Luke Holder, the leading developer of Craft Commerce, first introduced the store system. For example, all the standard features like shopping cart, orders, taxes, special sales, or shipping are included in Craft Commerce.

The essential features of Commerce, however, are other reasons. The main advantage is that Commerce is based on Craft CMS, and Craft is perfect for content-driven websites and is appreciated by designers and developers. Extensibility is also a big plus, as it continues to be an installable product for which plugins or custom functionality can be written. With SaSS solutions like Shopify, you must rely on what the software or its ecosystem offers. Lastly, he mentioned the ability to create a custom checkout UX specifically adapted to the project.

Craft Commerce 2

Craft Commerce 2 was in beta for nine months and was released a few weeks ago. It has been completely rewritten for Craft 3.1 and thus also supports Project Config. Subscription support with Stripe has been integrated, and several gateways have been spun out as plugins. In addition, order data can now be exported to Excel or as CSV.

Commerce Lite

Commerce Lite is for standard websites that only need some e-commerce functionality. For example, the shopping cart or complex shipping options and the advanced discounting capabilities of Commerce are missing. So application areas of Commerce Lite are sites that accept donations or if only single projects are sold on the blog.

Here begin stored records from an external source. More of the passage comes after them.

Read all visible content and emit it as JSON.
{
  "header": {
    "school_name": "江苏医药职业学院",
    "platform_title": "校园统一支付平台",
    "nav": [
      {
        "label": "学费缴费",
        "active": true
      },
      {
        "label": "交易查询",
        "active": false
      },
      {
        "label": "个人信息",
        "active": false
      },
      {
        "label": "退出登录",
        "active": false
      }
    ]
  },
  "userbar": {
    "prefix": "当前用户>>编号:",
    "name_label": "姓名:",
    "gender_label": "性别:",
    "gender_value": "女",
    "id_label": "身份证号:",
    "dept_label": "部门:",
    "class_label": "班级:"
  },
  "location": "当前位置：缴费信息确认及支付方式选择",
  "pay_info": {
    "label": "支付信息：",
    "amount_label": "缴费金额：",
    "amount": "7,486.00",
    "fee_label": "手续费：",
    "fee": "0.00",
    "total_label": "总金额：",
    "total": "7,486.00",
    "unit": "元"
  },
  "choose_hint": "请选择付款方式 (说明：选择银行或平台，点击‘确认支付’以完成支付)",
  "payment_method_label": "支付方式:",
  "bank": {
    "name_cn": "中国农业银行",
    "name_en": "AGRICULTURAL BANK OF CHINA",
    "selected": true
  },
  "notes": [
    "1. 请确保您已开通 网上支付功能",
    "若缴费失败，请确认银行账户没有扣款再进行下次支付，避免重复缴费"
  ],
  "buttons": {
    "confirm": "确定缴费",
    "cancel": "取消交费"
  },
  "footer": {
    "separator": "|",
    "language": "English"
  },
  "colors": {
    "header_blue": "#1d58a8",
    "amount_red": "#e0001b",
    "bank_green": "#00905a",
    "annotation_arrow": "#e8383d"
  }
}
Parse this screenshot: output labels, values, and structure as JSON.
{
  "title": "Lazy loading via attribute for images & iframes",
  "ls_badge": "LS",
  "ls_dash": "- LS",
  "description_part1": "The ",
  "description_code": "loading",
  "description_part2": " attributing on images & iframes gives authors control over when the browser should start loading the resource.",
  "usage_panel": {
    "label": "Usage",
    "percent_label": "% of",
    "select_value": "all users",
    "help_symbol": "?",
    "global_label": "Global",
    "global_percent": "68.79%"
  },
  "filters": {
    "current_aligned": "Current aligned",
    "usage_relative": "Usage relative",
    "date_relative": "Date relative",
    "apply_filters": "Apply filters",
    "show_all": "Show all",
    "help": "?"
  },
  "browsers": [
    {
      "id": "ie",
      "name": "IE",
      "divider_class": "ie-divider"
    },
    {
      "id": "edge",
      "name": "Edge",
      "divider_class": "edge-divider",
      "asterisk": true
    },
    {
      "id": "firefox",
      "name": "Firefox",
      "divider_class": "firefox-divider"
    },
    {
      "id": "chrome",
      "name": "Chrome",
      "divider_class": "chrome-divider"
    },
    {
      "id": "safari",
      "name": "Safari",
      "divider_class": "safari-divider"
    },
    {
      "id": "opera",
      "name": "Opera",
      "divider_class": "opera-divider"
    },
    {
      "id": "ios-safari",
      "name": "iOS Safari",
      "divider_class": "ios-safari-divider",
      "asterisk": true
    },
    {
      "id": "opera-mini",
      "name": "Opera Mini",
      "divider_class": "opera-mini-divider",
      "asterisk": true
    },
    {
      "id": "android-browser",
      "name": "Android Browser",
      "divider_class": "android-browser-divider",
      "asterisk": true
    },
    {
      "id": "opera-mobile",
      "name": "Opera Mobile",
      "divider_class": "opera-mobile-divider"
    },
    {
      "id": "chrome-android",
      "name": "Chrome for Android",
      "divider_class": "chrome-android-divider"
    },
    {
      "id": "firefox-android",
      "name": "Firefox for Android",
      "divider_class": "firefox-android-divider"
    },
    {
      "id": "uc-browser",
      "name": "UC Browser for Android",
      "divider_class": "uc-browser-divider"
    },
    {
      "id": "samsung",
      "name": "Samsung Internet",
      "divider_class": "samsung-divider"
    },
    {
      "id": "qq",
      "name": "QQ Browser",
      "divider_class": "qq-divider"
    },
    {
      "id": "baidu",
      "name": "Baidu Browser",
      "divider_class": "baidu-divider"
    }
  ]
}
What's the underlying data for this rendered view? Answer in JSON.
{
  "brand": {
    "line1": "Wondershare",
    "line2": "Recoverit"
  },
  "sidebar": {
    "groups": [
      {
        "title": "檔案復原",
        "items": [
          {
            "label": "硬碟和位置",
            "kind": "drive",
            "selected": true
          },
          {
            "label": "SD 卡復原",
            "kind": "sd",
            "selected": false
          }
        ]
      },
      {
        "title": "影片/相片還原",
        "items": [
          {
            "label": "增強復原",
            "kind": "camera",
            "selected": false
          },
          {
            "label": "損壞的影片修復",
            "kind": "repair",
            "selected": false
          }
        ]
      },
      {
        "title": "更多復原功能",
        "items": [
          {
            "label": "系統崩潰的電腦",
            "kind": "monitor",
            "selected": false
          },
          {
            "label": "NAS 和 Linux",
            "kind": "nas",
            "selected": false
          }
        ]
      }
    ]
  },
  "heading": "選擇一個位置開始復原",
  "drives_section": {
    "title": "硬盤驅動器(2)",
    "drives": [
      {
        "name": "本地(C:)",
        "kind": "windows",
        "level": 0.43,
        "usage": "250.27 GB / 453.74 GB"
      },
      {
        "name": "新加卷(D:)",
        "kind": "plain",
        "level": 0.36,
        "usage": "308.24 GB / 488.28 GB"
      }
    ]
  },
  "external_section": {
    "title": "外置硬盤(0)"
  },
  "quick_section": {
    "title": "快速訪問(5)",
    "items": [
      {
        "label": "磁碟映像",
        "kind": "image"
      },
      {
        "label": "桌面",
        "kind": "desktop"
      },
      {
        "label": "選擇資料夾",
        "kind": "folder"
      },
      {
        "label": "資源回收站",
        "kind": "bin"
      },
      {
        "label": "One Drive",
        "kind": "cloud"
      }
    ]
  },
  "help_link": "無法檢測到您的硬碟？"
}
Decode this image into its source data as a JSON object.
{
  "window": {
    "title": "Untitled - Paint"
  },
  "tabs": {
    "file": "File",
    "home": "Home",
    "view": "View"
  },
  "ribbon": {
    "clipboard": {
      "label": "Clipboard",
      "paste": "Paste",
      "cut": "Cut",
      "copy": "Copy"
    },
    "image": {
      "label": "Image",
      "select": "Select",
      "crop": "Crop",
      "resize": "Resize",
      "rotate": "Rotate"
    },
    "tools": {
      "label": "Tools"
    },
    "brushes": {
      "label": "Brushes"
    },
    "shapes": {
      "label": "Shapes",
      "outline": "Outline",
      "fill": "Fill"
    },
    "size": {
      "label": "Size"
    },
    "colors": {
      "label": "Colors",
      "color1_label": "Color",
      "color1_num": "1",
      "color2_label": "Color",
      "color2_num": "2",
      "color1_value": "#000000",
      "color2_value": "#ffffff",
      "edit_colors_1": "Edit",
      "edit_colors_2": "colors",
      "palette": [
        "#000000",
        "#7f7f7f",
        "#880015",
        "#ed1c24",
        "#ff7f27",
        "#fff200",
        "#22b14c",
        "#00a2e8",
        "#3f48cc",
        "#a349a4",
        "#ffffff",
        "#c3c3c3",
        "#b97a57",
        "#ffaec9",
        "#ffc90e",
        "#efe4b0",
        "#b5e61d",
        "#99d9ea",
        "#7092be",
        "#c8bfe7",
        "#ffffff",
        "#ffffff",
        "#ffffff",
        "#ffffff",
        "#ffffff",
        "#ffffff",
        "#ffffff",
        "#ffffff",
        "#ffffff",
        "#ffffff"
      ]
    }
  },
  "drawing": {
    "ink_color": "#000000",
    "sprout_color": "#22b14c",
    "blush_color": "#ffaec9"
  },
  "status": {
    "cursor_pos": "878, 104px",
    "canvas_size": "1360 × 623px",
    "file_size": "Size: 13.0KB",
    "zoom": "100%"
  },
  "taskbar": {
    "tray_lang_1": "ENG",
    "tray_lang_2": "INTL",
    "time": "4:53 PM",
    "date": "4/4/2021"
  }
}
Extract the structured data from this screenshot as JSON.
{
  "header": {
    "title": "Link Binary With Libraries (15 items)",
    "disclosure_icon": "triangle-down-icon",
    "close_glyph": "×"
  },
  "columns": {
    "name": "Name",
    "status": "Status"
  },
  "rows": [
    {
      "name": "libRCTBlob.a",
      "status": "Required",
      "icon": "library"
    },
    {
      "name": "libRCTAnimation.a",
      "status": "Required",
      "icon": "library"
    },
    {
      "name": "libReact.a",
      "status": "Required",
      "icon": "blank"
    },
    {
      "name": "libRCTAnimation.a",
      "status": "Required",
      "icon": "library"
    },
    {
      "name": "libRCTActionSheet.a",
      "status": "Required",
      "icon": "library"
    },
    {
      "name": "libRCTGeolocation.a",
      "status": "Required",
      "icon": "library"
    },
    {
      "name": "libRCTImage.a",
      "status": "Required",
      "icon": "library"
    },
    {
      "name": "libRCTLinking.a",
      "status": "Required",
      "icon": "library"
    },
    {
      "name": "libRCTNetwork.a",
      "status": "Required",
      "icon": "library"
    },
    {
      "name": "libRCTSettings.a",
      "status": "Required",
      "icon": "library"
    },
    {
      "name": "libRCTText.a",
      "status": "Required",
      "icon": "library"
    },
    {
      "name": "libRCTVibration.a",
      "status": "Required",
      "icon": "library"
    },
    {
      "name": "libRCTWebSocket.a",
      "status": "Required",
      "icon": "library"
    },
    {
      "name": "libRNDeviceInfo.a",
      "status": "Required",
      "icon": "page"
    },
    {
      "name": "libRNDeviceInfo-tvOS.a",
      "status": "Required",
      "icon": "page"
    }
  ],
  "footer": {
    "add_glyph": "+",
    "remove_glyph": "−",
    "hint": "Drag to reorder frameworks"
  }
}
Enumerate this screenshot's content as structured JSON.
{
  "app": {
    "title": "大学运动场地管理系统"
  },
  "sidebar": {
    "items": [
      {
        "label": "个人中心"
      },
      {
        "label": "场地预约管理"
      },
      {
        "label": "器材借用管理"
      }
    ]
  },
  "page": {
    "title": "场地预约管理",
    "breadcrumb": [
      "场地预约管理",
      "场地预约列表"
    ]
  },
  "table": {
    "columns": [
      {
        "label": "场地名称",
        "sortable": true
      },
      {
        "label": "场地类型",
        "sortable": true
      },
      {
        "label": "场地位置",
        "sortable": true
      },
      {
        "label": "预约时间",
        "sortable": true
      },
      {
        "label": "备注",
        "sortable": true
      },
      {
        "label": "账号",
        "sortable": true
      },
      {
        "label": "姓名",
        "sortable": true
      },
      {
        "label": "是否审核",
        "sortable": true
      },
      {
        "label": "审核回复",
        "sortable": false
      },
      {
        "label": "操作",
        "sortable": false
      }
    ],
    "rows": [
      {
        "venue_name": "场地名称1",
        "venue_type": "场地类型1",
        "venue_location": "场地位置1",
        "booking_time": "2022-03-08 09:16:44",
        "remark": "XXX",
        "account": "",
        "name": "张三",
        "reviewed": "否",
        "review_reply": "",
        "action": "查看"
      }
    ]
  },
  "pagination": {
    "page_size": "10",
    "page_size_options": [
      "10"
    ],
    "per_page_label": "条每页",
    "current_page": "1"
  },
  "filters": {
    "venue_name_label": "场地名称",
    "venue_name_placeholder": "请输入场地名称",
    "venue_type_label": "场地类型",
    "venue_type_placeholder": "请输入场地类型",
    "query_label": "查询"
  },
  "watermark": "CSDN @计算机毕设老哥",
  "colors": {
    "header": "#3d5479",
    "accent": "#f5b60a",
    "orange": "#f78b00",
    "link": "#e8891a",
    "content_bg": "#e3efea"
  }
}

What's planned for Craft Commerce 2.X?

Support for donations, more shipping/promotion terms. Non-physical products should be able to be better integrated into Commerce 2, and it will be possible for users to register at checkout as well.

Orders should also be able to be edited or created in the control panel. In addition, partial refunds will be possible so that the entire order no longer needs to be refunded.

Support for gift cards and discount codes is planned, as well as partial payments of the invoice amount. Overall, localization is also to be improved, especially more options in this regard for product types.

What's planned for Craft Commerce 3.X?

Multi-stores should be able to be implemented with Craft Commerce 3.0. Full support for multiple currencies is also planned. So far, multi-currency support is only available for payments, allowing customers to make a payment in their local currency. So now, if you give a 10 US dollar discount, this will automatically assign a 10 Australian dollar discount, for example. With full multi-currency support, it is possible to set different prices and deals for each language/currency.

The PHP-Money-Library
will be integrated into Craft Commerce 3, which should facilitate the technical handling of different currencies.

A REST API for the shopping cart is planned for Craft 3. X. So that all essential data can be fetched as a query, you get a JSON response. This will also make it possible for an iOS app to communicate with Craft Commerce.


Enclosed are the Vimeo links to the presentations, as some interesting topics were covered:

Photo from  Thomas Sausen<

Self-employed web developer from Germany who started with WordPress websites in 2005, then moved to ExpressionEngine and lost his heart to Craft CMS in 2013. As the founder of Craftentries, he has been covering the Craft ecosystem since 2015.

Thomas Sausen Web Developer